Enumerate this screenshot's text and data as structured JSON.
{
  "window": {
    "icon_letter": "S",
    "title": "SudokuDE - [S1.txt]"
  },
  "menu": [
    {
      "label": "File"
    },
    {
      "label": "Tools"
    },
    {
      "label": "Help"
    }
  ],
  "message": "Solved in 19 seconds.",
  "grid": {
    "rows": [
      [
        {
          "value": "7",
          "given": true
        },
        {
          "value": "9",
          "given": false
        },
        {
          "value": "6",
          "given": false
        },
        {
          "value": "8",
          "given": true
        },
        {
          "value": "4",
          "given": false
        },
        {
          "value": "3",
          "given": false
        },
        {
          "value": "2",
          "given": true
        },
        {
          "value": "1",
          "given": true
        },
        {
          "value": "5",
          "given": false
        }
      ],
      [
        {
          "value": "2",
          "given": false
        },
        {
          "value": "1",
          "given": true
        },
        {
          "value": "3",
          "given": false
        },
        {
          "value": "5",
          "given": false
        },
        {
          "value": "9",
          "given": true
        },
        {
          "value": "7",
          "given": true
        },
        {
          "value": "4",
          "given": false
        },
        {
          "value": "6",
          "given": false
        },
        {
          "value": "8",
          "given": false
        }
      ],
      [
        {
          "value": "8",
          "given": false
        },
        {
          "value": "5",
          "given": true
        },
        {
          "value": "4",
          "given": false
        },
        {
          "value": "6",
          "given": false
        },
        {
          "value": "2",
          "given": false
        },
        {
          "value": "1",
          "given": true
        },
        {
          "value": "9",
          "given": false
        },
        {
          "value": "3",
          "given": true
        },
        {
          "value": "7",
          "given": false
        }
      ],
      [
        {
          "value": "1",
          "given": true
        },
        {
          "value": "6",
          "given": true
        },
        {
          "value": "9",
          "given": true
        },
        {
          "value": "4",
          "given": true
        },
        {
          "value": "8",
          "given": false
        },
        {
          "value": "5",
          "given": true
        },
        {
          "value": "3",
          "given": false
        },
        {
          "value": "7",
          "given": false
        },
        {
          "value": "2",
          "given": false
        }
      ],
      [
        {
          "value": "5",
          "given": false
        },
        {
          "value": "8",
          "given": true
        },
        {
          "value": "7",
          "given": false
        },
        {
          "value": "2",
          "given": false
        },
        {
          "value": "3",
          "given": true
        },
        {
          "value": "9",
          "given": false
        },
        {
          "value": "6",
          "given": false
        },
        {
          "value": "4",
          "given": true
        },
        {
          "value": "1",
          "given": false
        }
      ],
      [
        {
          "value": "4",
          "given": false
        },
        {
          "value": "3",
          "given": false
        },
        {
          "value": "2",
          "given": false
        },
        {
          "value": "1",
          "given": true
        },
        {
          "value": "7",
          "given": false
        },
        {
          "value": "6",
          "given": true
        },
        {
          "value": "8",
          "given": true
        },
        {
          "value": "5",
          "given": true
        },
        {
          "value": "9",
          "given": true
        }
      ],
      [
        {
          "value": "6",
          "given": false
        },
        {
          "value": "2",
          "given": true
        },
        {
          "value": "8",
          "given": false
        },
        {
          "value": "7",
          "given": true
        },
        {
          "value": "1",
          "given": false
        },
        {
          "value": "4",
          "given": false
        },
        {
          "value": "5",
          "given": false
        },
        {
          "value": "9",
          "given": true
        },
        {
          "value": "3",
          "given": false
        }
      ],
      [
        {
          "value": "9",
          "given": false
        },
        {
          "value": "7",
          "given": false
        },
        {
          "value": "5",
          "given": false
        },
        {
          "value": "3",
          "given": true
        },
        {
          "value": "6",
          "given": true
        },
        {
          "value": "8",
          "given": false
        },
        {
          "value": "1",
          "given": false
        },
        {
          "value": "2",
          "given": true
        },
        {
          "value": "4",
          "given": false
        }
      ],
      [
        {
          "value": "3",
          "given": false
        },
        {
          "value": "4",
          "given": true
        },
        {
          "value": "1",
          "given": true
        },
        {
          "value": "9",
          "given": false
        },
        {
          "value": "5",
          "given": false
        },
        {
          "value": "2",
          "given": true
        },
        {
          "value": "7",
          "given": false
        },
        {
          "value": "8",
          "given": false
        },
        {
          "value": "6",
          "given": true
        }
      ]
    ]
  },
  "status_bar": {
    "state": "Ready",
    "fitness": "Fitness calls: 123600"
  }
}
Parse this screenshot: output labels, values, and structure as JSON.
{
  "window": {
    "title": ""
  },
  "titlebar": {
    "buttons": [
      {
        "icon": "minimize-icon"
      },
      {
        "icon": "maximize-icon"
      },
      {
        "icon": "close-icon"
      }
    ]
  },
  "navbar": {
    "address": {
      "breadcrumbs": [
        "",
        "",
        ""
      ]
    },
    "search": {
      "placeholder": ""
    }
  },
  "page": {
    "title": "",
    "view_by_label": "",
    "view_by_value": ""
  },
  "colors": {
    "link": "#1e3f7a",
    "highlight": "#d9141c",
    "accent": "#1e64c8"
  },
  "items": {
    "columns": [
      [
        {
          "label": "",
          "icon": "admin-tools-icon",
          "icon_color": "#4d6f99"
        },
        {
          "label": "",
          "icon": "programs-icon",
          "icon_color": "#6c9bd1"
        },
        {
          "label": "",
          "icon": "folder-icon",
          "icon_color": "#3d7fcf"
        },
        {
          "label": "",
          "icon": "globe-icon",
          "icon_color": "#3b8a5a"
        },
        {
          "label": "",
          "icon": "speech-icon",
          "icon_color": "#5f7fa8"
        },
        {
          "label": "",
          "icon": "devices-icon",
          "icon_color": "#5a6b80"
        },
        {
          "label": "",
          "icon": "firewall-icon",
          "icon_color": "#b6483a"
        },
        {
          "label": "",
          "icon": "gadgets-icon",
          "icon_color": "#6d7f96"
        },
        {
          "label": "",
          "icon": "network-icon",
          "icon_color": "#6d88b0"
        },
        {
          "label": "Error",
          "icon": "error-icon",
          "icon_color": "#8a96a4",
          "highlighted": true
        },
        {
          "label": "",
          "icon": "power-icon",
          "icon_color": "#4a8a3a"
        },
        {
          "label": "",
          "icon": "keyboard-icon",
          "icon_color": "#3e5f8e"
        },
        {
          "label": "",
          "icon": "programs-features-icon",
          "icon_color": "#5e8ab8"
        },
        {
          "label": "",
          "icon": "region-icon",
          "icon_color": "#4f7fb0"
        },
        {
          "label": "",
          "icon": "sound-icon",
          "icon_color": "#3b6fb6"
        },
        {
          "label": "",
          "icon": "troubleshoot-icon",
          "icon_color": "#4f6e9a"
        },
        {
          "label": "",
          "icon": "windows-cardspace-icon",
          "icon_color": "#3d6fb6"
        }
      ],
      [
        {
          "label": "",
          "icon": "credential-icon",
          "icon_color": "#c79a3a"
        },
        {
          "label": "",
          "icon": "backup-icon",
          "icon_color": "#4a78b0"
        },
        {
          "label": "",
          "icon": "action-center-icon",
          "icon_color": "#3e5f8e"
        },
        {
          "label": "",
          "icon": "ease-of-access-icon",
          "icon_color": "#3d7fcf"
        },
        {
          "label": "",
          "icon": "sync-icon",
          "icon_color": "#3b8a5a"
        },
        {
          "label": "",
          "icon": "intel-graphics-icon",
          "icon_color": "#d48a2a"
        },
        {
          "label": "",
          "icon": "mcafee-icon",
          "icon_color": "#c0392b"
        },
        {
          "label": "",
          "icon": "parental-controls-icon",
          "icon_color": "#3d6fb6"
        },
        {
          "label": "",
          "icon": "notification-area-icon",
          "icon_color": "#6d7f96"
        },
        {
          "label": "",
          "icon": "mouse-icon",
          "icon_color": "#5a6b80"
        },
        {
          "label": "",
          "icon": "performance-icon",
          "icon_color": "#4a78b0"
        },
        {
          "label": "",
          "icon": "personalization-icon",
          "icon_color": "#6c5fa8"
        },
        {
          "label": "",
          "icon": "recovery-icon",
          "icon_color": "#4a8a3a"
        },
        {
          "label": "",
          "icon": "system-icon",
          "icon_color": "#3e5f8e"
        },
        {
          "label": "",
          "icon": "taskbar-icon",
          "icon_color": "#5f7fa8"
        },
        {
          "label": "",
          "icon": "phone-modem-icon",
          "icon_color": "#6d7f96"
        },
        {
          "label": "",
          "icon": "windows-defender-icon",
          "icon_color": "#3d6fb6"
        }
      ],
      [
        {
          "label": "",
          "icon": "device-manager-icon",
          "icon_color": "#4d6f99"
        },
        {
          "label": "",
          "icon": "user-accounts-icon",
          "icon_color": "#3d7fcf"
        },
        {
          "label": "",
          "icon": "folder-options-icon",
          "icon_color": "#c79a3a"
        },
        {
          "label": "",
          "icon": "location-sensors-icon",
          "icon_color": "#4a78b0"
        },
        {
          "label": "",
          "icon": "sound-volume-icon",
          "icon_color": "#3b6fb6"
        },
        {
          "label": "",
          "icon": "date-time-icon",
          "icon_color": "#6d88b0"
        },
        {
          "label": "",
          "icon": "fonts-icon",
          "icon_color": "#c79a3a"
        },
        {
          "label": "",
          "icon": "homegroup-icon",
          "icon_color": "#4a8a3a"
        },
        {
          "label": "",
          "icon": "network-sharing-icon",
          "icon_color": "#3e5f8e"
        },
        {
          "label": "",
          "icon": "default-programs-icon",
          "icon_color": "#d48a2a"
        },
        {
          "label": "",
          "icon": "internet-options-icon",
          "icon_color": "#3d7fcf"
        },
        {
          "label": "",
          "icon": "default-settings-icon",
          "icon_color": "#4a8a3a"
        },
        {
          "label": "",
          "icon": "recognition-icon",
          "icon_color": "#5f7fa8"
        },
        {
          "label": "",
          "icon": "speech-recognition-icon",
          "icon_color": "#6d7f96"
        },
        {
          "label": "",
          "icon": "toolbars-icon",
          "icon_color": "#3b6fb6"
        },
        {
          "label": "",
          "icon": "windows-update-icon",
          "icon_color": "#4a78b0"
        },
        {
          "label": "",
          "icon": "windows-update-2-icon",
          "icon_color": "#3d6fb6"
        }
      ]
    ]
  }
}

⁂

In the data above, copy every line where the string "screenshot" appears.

YOUR SOLUTION:
Enumerate this screenshot's text and data as structured JSON.
Parse this screenshot: output labels, values, and structure as JSON.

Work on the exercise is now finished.